Iran "would be a very successful regional power" if it made a deal with President Obama on nuclear weapons, Obama told NPR in an interview posted online this morning.
Obama also left open the possibility of opening an embassy in Iran, just like he did recently with Cuba, but he insisted a deal on the nuclear issue must come first.
"If we can get a deal on making sure that Iran does not have a nuclear weapon, and that deal is possible," Obama told NPR's Steve Inskeep in and interview recorded before the president left for Hawaii, "then my hope would be that that would serve as the basis for us trying to improve relations over time."
Inskeep also invoked Hillary Clinton's recent comments about the need to empathize with our enemies, and asked Obama if he had "sufficient empathy for the Iranians." This "empathy" question is what prompted Obama's "very successful regional power" response. From the interview:
Do you feel that you have sufficient empathy for the Iranians, meaning do you feel you understand what it is they need to get a deal done and is it possible?
I think we do, because if you look at the negotiations as they've proceeded, what we've said to the Iranians is that we are willing to recognize your ability to develop a modest nuclear power program for your energy needs — that there's a way of doing that that nevertheless gives the world assurances that you don't have breakout capacity.
And, you know, Iran suffered from a terrible war with Iraq in which millions of their countrymen were lost. They have legitimate defense concerns, but those have to be separated out from the adventurism, the support of organizations like Hezbollah, the threats they've directed towards Israel.
And so on the one hand, you need to understand what their legitimate needs and concerns are.

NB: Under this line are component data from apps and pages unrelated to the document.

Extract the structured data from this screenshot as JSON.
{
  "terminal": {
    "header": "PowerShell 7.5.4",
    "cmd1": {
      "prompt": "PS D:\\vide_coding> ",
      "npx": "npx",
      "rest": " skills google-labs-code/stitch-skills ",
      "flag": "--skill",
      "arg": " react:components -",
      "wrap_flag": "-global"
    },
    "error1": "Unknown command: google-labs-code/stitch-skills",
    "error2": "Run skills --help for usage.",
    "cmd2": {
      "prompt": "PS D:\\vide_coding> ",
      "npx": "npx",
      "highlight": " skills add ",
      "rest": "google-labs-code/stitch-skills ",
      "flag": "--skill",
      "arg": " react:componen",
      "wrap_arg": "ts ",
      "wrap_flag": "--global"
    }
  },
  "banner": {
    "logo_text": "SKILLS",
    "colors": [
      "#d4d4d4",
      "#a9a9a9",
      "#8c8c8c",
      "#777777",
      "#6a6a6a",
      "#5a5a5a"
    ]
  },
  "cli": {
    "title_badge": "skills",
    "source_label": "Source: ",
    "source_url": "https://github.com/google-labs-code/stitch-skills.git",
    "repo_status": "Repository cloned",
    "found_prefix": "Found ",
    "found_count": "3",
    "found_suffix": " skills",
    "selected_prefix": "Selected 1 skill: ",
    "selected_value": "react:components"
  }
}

On the other end, you don't need to tolerate or make excuses for positions that they've taken that violate international law, are contrary to U.S. interests, are contrary to the interests of our allies. They've got a chance to get right with the world. This is not just about us.

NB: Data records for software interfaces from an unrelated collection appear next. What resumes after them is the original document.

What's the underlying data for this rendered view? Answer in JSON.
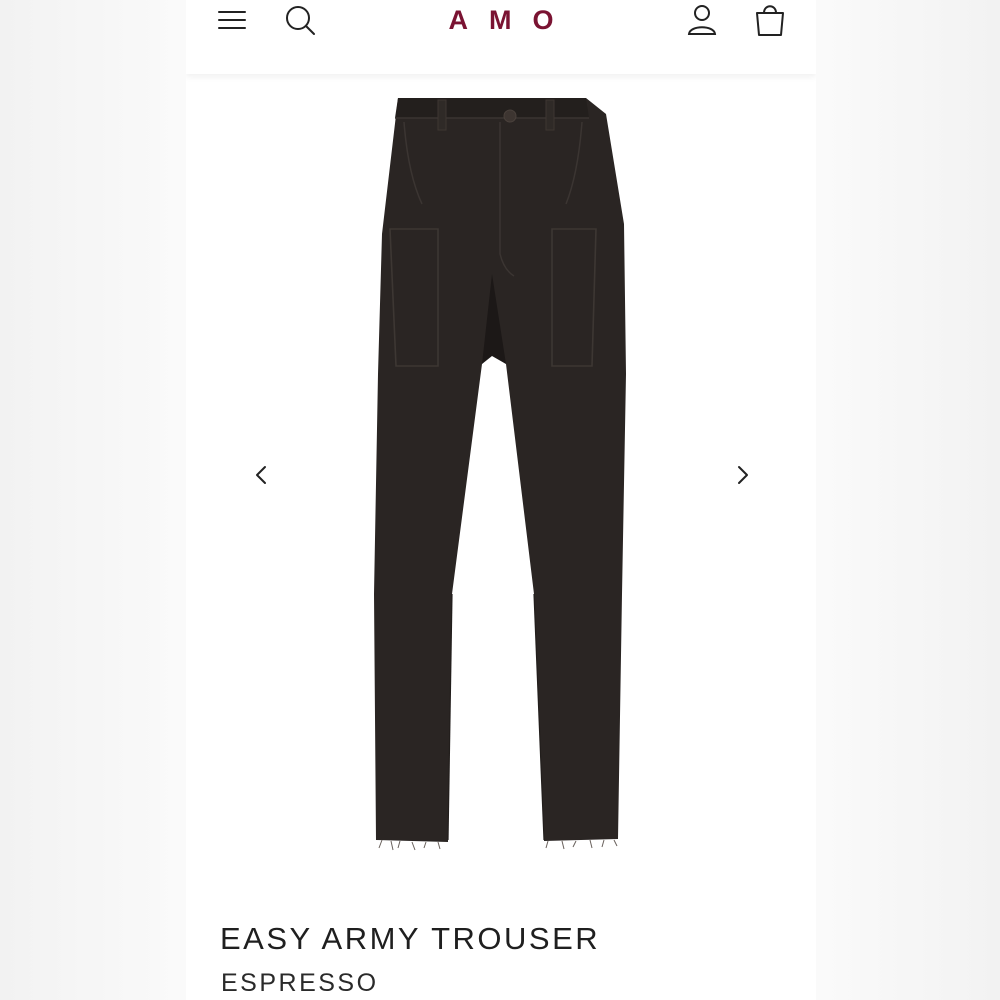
{
  "header": {
    "brand": "AMO",
    "brand_color": "#7a1332",
    "icons": [
      "menu-icon",
      "search-icon",
      "account-icon",
      "bag-icon"
    ]
  },
  "gallery": {
    "image_subject": "black straight-leg utility trousers with front patch pockets and raw hems",
    "prev_icon": "chevron-left-icon",
    "next_icon": "chevron-right-icon"
  },
  "product": {
    "name": "EASY ARMY TROUSER",
    "color": "ESPRESSO"
  }
}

I mean, there's a reason why we've been able to get this far in the negotiations. We mobilized the international community at the start of my presidency — a classic example of American leadership. The sanctions worked because we didn't just get our usual allies' support of this; we got China in support of it; we have Russia that still is supportive of the position that the P5+1 has taken in negotiations.
So, when I came into office, the world was divided and Iran was in the driver's seat. Now the world's united because of the actions we've taken, and Iran's the one that's isolated.
They have a path to break through that isolation and they should seize it. Because if they do, there's incredible talent and resources and sophistication inside of — inside of Iran, and it would be a very successful regional power that was also abiding by international norms and international rules, and that would be good for everybody. That would be good for the United States, that would be good for the region, and most of all, it would be good for the Iranian people.
You can read the full interview here.